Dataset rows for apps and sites
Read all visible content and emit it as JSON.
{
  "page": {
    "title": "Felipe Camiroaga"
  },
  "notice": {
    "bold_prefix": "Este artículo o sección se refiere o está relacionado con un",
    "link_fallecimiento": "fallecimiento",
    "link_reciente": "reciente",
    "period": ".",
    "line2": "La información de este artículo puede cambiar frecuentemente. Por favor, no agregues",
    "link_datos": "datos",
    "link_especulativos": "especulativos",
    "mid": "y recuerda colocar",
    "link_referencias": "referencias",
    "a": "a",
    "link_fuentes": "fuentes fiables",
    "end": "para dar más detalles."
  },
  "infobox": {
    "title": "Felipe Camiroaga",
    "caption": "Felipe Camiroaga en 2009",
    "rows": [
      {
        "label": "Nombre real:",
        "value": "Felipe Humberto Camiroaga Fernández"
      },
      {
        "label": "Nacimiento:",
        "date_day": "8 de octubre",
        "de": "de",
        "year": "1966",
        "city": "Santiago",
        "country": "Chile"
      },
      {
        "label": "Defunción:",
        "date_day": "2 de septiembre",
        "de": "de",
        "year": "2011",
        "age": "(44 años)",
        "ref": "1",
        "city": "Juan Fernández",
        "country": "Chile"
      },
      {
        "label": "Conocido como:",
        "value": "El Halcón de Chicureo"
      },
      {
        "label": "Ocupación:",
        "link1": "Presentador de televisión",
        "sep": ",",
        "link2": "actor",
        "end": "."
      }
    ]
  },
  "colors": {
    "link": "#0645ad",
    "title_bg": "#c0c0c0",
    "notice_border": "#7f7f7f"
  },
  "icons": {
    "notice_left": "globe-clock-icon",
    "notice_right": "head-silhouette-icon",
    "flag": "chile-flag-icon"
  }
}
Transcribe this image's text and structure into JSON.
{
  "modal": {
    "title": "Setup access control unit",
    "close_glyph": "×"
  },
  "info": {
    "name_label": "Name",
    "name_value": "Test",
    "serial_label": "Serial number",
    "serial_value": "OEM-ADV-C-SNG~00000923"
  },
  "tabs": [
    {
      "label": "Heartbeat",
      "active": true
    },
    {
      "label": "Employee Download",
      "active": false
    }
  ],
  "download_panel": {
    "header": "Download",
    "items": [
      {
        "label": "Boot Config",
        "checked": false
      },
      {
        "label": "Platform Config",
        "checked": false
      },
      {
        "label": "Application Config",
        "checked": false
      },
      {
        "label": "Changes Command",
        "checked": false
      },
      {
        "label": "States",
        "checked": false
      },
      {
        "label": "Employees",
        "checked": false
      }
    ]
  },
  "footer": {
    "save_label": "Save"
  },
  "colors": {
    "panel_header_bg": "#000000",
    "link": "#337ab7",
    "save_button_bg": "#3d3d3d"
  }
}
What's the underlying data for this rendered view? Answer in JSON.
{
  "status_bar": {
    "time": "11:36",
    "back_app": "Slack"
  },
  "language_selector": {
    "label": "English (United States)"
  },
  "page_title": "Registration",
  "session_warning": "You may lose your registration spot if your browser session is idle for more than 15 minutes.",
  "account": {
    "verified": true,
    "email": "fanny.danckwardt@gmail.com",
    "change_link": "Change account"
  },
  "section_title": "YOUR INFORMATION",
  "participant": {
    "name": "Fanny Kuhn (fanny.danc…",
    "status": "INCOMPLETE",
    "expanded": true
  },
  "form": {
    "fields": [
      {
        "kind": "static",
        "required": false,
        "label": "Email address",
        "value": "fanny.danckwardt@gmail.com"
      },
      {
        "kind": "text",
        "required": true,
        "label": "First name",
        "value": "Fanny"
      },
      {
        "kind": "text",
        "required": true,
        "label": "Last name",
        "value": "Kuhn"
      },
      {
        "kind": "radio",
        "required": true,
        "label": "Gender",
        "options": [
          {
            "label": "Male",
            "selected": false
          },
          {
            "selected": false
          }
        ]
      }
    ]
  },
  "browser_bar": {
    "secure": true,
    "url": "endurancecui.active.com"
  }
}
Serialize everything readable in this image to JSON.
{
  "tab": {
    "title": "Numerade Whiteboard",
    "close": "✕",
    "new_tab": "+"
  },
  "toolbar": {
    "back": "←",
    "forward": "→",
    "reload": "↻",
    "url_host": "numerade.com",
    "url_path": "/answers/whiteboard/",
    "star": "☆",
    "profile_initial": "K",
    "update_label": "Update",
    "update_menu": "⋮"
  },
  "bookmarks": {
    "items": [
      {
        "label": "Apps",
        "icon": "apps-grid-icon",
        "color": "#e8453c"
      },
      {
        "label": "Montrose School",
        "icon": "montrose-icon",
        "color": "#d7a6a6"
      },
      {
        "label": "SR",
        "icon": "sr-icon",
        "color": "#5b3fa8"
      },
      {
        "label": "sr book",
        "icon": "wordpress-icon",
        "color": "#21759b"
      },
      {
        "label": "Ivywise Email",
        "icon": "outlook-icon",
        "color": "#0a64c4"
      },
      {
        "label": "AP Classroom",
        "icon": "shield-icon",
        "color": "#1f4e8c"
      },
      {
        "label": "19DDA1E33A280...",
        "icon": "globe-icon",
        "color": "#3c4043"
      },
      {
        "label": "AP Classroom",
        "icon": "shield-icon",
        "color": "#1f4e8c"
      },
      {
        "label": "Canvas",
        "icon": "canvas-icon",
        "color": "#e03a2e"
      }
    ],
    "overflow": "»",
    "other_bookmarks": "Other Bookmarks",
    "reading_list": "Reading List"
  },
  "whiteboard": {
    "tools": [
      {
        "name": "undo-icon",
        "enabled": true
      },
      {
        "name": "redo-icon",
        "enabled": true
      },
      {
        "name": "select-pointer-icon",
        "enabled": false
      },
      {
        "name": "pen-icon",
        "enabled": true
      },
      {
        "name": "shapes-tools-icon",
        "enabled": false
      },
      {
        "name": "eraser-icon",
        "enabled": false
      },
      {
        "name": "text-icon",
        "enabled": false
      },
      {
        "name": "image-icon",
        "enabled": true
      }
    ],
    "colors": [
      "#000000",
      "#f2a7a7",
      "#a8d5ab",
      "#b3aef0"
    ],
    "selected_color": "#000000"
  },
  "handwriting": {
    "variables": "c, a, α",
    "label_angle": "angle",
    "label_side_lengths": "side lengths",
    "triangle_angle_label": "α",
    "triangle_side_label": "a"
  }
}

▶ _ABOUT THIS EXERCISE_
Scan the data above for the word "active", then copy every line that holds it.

▶ _RESPONSE_
      "active": true
      "active": false
    "url": "endurancecui.active.com"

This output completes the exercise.